Consequently, while the backups might cause a slight slowdown in the network, they primarily affect non-work-related activities like browsing social media. This strategy exemplifies utilizing natural slow periods to fit in a short backup window. Since BYOD backups usually involve capturing important data, the process should be relatively swift and efficient.
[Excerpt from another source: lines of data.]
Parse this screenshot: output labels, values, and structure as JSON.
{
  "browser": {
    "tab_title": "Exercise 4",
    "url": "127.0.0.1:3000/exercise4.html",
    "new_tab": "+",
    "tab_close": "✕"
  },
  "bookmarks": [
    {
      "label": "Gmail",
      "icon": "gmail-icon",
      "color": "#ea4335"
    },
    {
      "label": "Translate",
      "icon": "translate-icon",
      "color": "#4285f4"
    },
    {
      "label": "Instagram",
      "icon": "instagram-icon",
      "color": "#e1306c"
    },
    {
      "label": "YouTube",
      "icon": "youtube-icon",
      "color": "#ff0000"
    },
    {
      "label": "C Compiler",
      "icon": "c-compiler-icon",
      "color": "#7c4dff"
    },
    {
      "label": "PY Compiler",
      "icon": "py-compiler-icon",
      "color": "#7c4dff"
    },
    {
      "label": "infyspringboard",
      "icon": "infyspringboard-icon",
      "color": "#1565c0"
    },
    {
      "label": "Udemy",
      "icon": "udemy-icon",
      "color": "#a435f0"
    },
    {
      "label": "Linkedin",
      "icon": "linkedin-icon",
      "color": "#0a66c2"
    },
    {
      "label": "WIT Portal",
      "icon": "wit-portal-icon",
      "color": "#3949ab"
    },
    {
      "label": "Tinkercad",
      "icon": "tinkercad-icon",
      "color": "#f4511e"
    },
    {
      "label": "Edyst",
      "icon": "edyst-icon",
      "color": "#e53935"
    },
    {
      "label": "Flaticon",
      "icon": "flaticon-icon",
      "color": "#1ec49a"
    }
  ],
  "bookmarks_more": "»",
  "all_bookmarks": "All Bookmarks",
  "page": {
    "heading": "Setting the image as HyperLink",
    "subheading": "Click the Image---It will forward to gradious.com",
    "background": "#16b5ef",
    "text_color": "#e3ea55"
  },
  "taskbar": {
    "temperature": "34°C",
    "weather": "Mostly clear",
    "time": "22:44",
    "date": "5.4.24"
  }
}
Now that you have a solid understanding of when to back up your BYOD devices, it's important to determine the frequency of these backups. For small to medium-sized business BYOD devices, I recommend a daily backup, as long as it is properly configured. I also suggest running the backup every day that the end user is officially working for the business. During non-business hours, it is generally not necessary to schedule a backup, but this may vary depending on the individual using the device. If they frequently take work home or use the device over the weekend, it may be wise to schedule a backup in case of unforeseen incidents, such as a spilled glass of milk on their laptop.

Backup Retention: How Long to Keep BYOD Backups

Finally, let's address the duration for which backups should be retained. There is no definitive answer to this question. Firstly, you need to determine if any compliance regulations in your industry stipulate specific data retention periods. If compliance is required, then the answer is straightforward. However, if no regulations apply, the decision becomes more fluid. Typically, data created on BYOD devices and then transferred to a central location or server should be treated as company property. Therefore, it should be subject to the same data retention policies as backups from other devices. For archiving purposes, you can consider the data more accessible and transfer it to another storage medium, such as tape, USB drives, cloud services, or slower and cheaper storage devices. In my experience, I usually retain BYOD data in the normal backup rotation for up to 90 days before archiving it to another medium.

By addressing these challenges, you can effectively overcome the obstacles associated with BYOD backup solutions. It's essential to ensure minimal impact on end users, schedule backups during optimal times, determine backup frequency based on user activity, and establish appropriate retention policies for the backed-up data.